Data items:
····················

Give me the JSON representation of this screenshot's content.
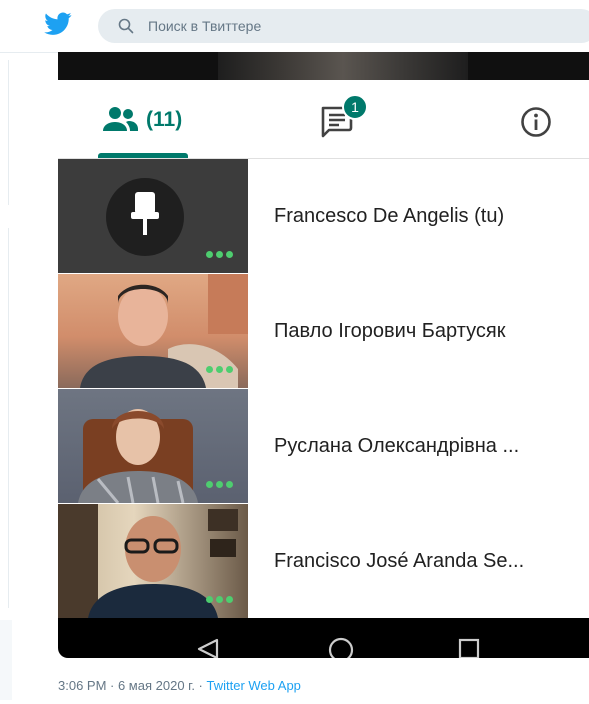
{
  "header": {
    "logo_icon": "twitter-bird-icon",
    "search": {
      "icon": "search-icon",
      "placeholder": "Поиск в Твиттере"
    }
  },
  "meet": {
    "tabs": {
      "people_icon": "people-icon",
      "people_count": "(11)",
      "chat_icon": "chat-icon",
      "chat_badge": "1",
      "info_icon": "info-icon"
    },
    "participants": [
      {
        "name": "Francesco De Angelis (tu)",
        "avatar": "pushpin-avatar"
      },
      {
        "name": "Павло Ігорович Бартусяк",
        "avatar": "video-thumbnail"
      },
      {
        "name": "Руслана Олександрівна ...",
        "avatar": "video-thumbnail"
      },
      {
        "name": "Francisco José Aranda Se...",
        "avatar": "video-thumbnail"
      }
    ],
    "nav": {
      "back_icon": "back-triangle-icon",
      "home_icon": "home-circle-icon",
      "recent_icon": "recent-square-icon"
    }
  },
  "footer": {
    "timestamp": "3:06 PM · 6 мая 2020 г. · ",
    "source": "Twitter Web App"
  },
  "colors": {
    "accent": "#00796b",
    "twitter_blue": "#1da1f2",
    "speaking_dots": "#4ecd6f"
  }
}
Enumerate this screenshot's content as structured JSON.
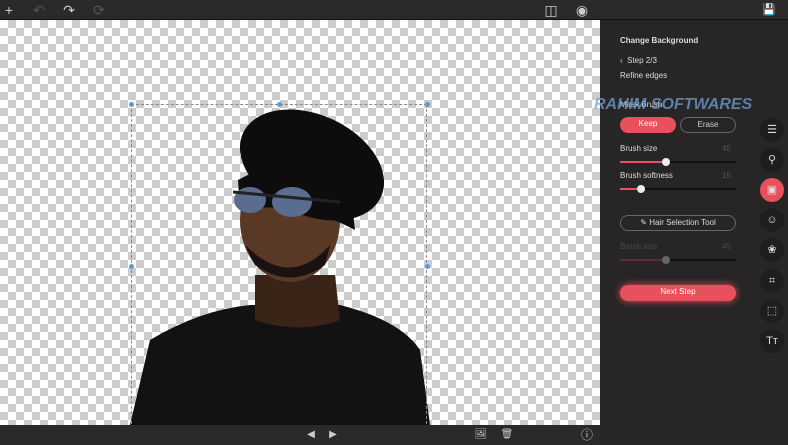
{
  "toolbar": {
    "add": "+",
    "undo": "↶",
    "redo": "↷",
    "reset": "⟳",
    "compare": "◫",
    "preview": "◉",
    "save": "💾"
  },
  "panel": {
    "title": "Change Background",
    "step": "Step 2/3",
    "subtitle": "Refine edges",
    "mask_brush_label": "Mask Brush",
    "keep_label": "Keep",
    "erase_label": "Erase",
    "brush_size_label": "Brush size",
    "brush_size_value": "45",
    "brush_softness_label": "Brush softness",
    "brush_softness_value": "15",
    "hair_tool_label": "Hair Selection Tool",
    "hair_brush_size_label": "Brush size",
    "hair_brush_size_value": "45",
    "next_label": "Next Step",
    "watermark": "RAHIM SOFTWARES"
  },
  "sliders": {
    "brush_size": 0.4,
    "brush_softness": 0.18,
    "hair_brush_size": 0.4
  },
  "colors": {
    "accent": "#e8505b"
  },
  "bottom": {
    "prev": "◀",
    "next": "▶",
    "image": "🖼",
    "delete": "🗑",
    "info": "ⓘ"
  }
}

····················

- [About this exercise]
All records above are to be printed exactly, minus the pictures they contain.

- [Expected answer]
Give me the JSON representation of this screenshot's content.
{
  "header": {
    "logo_icon": "twitter-bird-icon",
    "search": {
      "icon": "search-icon",
      "placeholder": "Поиск в Твиттере"
    }
  },
  "meet": {
    "tabs": {
      "people_icon": "people-icon",
      "people_count": "(11)",
      "chat_icon": "chat-icon",
      "chat_badge": "1",
      "info_icon": "info-icon"
    },
    "participants": [
      {
        "name": "Francesco De Angelis (tu)",
        "avatar": "pushpin-avatar"
      },
      {
        "name": "Павло Ігорович Бартусяк",
        "avatar": "video-thumbnail"
      },
      {
        "name": "Руслана Олександрівна ...",
        "avatar": "video-thumbnail"
      },
      {
        "name": "Francisco José Aranda Se...",
        "avatar": "video-thumbnail"
      }
    ],
    "nav": {
      "back_icon": "back-triangle-icon",
      "home_icon": "home-circle-icon",
      "recent_icon": "recent-square-icon"
    }
  },
  "footer": {
    "timestamp": "3:06 PM · 6 мая 2020 г. · ",
    "source": "Twitter Web App"
  },
  "colors": {
    "accent": "#00796b",
    "twitter_blue": "#1da1f2",
    "speaking_dots": "#4ecd6f"
  }
}
Enumerate this screenshot's content as structured JSON.
{
  "toolbar": {
    "add": "+",
    "undo": "↶",
    "redo": "↷",
    "reset": "⟳",
    "compare": "◫",
    "preview": "◉",
    "save": "💾"
  },
  "panel": {
    "title": "Change Background",
    "step": "Step 2/3",
    "subtitle": "Refine edges",
    "mask_brush_label": "Mask Brush",
    "keep_label": "Keep",
    "erase_label": "Erase",
    "brush_size_label": "Brush size",
    "brush_size_value": "45",
    "brush_softness_label": "Brush softness",
    "brush_softness_value": "15",
    "hair_tool_label": "Hair Selection Tool",
    "hair_brush_size_label": "Brush size",
    "hair_brush_size_value": "45",
    "next_label": "Next Step",
    "watermark": "RAHIM SOFTWARES"
  },
  "sliders": {
    "brush_size": 0.4,
    "brush_softness": 0.18,
    "hair_brush_size": 0.4
  },
  "colors": {
    "accent": "#e8505b"
  },
  "bottom": {
    "prev": "◀",
    "next": "▶",
    "image": "🖼",
    "delete": "🗑",
    "info": "ⓘ"
  }
}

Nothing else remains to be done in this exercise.